Omit needless words.
Vigorous writing is concise. A sentence should contain no unnecessary words, a paragraph no unnecessary sentences, for the same reason that a drawing should have no unnecessary lines and a machine no unnecessary parts. This requires not that the writer make all his sentences short, or that he avoid all detail and treat his subjects only in outline, but that every word tell.
I enjoy this paragraph a lot, and take pleasure in identifying and removing my own unnecessary words. I do, however, always find myself pouring over this particular paragraph, wondering to myself: “is adding ‘a machine no unnecessary parts’ really necessary?
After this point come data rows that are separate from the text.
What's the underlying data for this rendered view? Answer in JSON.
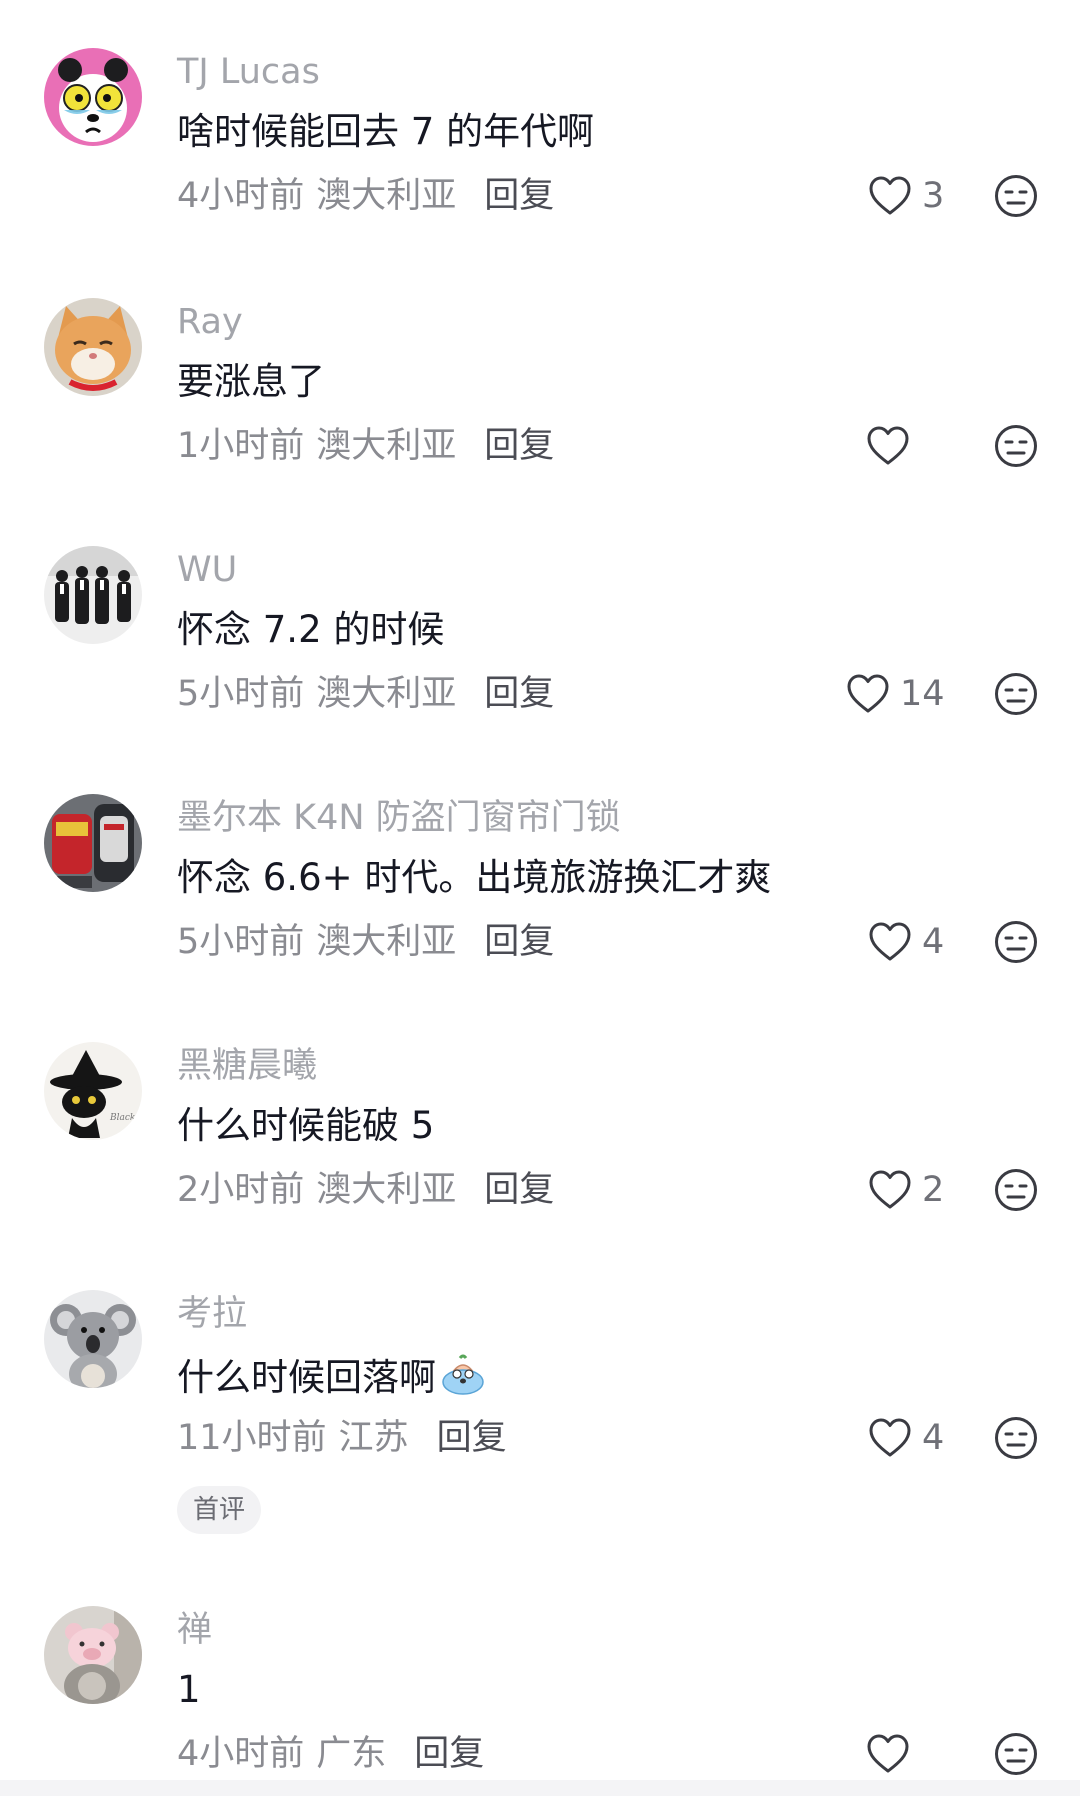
{
  "comments": [
    {
      "username": "TJ Lucas",
      "text": "啥时候能回去 7 的年代啊",
      "time": "4小时前",
      "region": "澳大利亚",
      "reply_label": "回复",
      "likes": "3",
      "avatar_icon": "panda-cartoon-avatar"
    },
    {
      "username": "Ray",
      "text": "要涨息了",
      "time": "1小时前",
      "region": "澳大利亚",
      "reply_label": "回复",
      "likes": "",
      "avatar_icon": "orange-cat-avatar"
    },
    {
      "username": "WU",
      "text": "怀念 7.2 的时候",
      "time": "5小时前",
      "region": "澳大利亚",
      "reply_label": "回复",
      "likes": "14",
      "avatar_icon": "group-in-suits-avatar"
    },
    {
      "username": "墨尔本 K4N 防盗门窗帘门锁",
      "text": "怀念 6.6+ 时代。出境旅游换汇才爽",
      "time": "5小时前",
      "region": "澳大利亚",
      "reply_label": "回复",
      "likes": "4",
      "avatar_icon": "power-tool-avatar"
    },
    {
      "username": "黑糖晨曦",
      "text": "什么时候能破 5",
      "time": "2小时前",
      "region": "澳大利亚",
      "reply_label": "回复",
      "likes": "2",
      "avatar_icon": "black-cat-witch-hat-avatar"
    },
    {
      "username": "考拉",
      "text": "什么时候回落啊",
      "time": "11小时前",
      "region": "江苏",
      "reply_label": "回复",
      "likes": "4",
      "badge": "首评",
      "avatar_icon": "koala-avatar",
      "emoji_icon": "crying-emoji"
    },
    {
      "username": "禅",
      "text": "1",
      "time": "4小时前",
      "region": "广东",
      "reply_label": "回复",
      "likes": "",
      "avatar_icon": "piglet-toy-avatar"
    }
  ],
  "colors": {
    "username": "#a3a5ab",
    "text": "#161823",
    "meta": "#8a8b91",
    "reply": "#4b4c54",
    "icon_stroke": "#3a3b42",
    "badge_bg": "#f2f2f4"
  }
}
Should he have cut ‘treat his subjects only in outline’?”.
The book has gone out of favour in recent years and been described as consisting of “uninformed bossiness” and being an “aging zombie of a book”.
The book is certainly prescriptivist, but that is the nature of style guides. They pick a particular rule and apply it consistently across all their content. In cases where there is no right or wrong answer (such as the Oxford comma), they ensure consistency. For magazines and newspapers, the only wrong rule is not having a rule.
With a guide on general English usage, it’s a bit more tricky. And the tone of The Elements of Style has certainly dated. Nevertheless, it’s wrong to confuse the tone with the content. Even though William Strunk wasn’t entirely sure what the passive was, and had rather dated views on split infinitives, there are many rules that remain true. While it might not be right to demand that everyone omit needless words it’s certainly right to strive for it in your own prose.